Statistical physics with Real-Space Mutual Information Neural Estimation

  Maciej Koch-Janusz [1,2]  ,  Doruk Efe Gokmen [3]  ,  Sebastian D. Huber [3]  ,  Zohar Ringel [4]  
[1] Department of Physics, University of Zurich
[2] James Franck Institute, University of Chicago
[3] Institute for Theoretical Physics, ETH Zurich
[4] Racah Institute of Physics, Hebrew University of Jerusalem
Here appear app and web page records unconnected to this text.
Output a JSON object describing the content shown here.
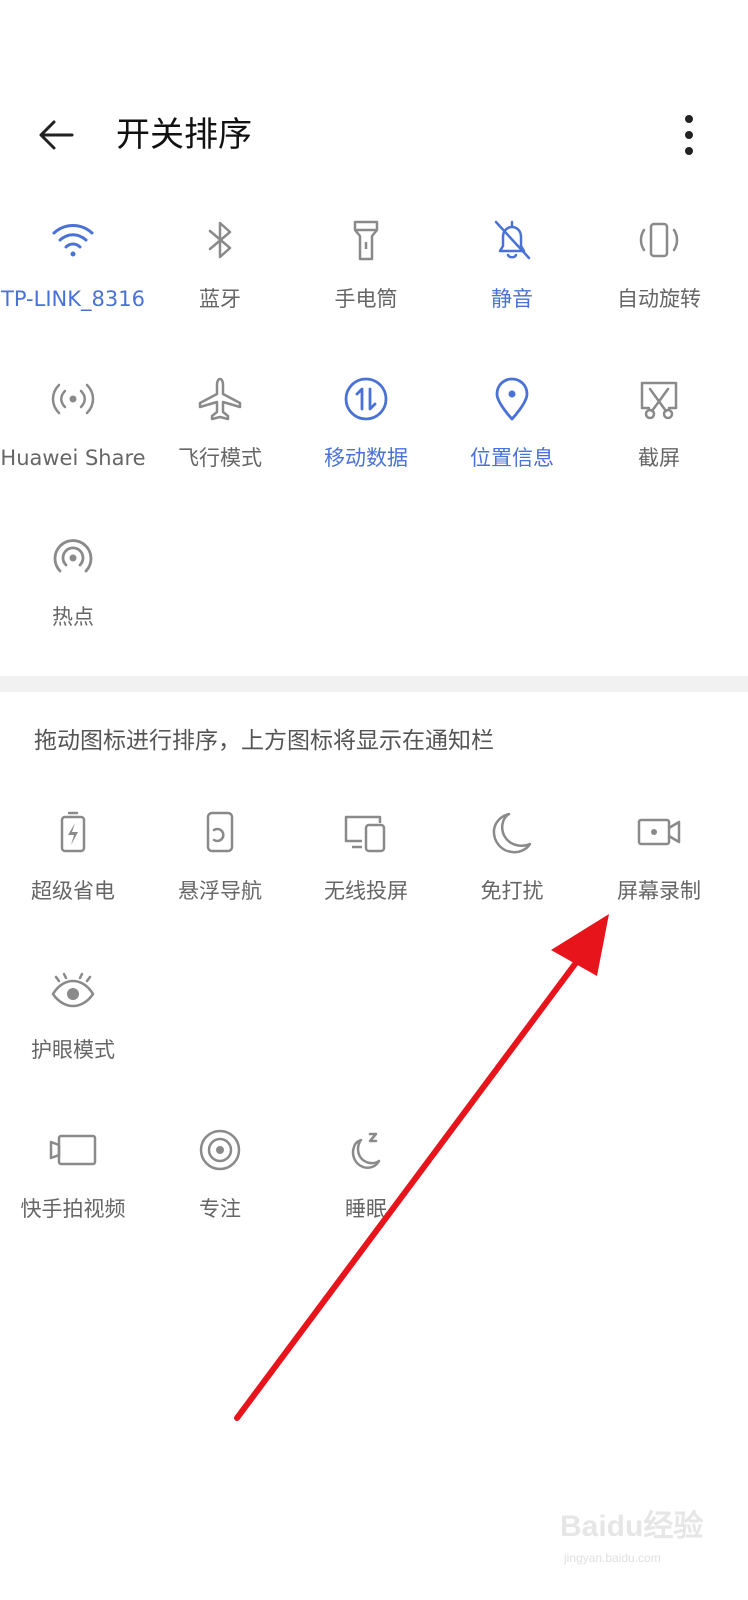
{
  "header": {
    "title": "开关排序",
    "back_icon": "arrow-left-icon",
    "more_icon": "more-vertical-icon"
  },
  "colors": {
    "active": "#4a72d6",
    "inactive_icon": "#8a8a8a",
    "label": "#666666",
    "annotation_arrow": "#e8141c"
  },
  "active_tiles": [
    {
      "label": "TP-LINK_8316",
      "icon": "wifi-icon",
      "active": true
    },
    {
      "label": "蓝牙",
      "icon": "bluetooth-icon",
      "active": false
    },
    {
      "label": "手电筒",
      "icon": "flashlight-icon",
      "active": false
    },
    {
      "label": "静音",
      "icon": "bell-off-icon",
      "active": true
    },
    {
      "label": "自动旋转",
      "icon": "auto-rotate-icon",
      "active": false
    },
    {
      "label": "Huawei Share",
      "icon": "huawei-share-icon",
      "active": false
    },
    {
      "label": "飞行模式",
      "icon": "airplane-icon",
      "active": false
    },
    {
      "label": "移动数据",
      "icon": "mobile-data-icon",
      "active": true
    },
    {
      "label": "位置信息",
      "icon": "location-icon",
      "active": true
    },
    {
      "label": "截屏",
      "icon": "screenshot-icon",
      "active": false
    },
    {
      "label": "热点",
      "icon": "hotspot-icon",
      "active": false
    }
  ],
  "hint": "拖动图标进行排序，上方图标将显示在通知栏",
  "inactive_tiles": [
    {
      "label": "超级省电",
      "icon": "battery-saver-icon"
    },
    {
      "label": "悬浮导航",
      "icon": "floating-nav-icon"
    },
    {
      "label": "无线投屏",
      "icon": "wireless-projection-icon"
    },
    {
      "label": "免打扰",
      "icon": "moon-icon"
    },
    {
      "label": "屏幕录制",
      "icon": "screen-record-icon"
    },
    {
      "label": "护眼模式",
      "icon": "eye-comfort-icon"
    }
  ],
  "extra_tiles": [
    {
      "label": "快手拍视频",
      "icon": "video-shoot-icon"
    },
    {
      "label": "专注",
      "icon": "focus-icon"
    },
    {
      "label": "睡眠",
      "icon": "sleep-icon"
    }
  ],
  "watermark": {
    "brand": "Baidu经验",
    "url": "jingyan.baidu.com"
  }
}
Identifying the relevant coarse-grained degrees of freedom in a complex physical system is a key stage in developing powerful effective theories in and out of equilibrium. The celebrated renormalization group provides a framework for this task, but its practical execution in unfamiliar systems is fraught with ad hoc choices, whereas machine learning approaches, though promising, often lack formal interpretability. Recently, the optimal coarse-graining in a statistical system was shown to exist, based on a universal, but computationally difficult information-theoretic variational principle. This limited its applicability to but the simplest systems; moreover, the relation to standard formalism of field theory was unclear. Here we present an algorithm employing state-of-art results in machine-learning-based estimation of information-theoretic quantities, overcoming these challenges. We use this advance to develop a new paradigm in identifying the most relevant field theory operators describing properties of the system, going beyond the existing approaches to real-space renormalization. We demonstrate it on an interacting model, where the emergent degrees of freedom are qualitatively different from the microscopic building blocks. The results push the boundary of formally interpretable applications of machine learning, conceptually paving the way towards automated theory building.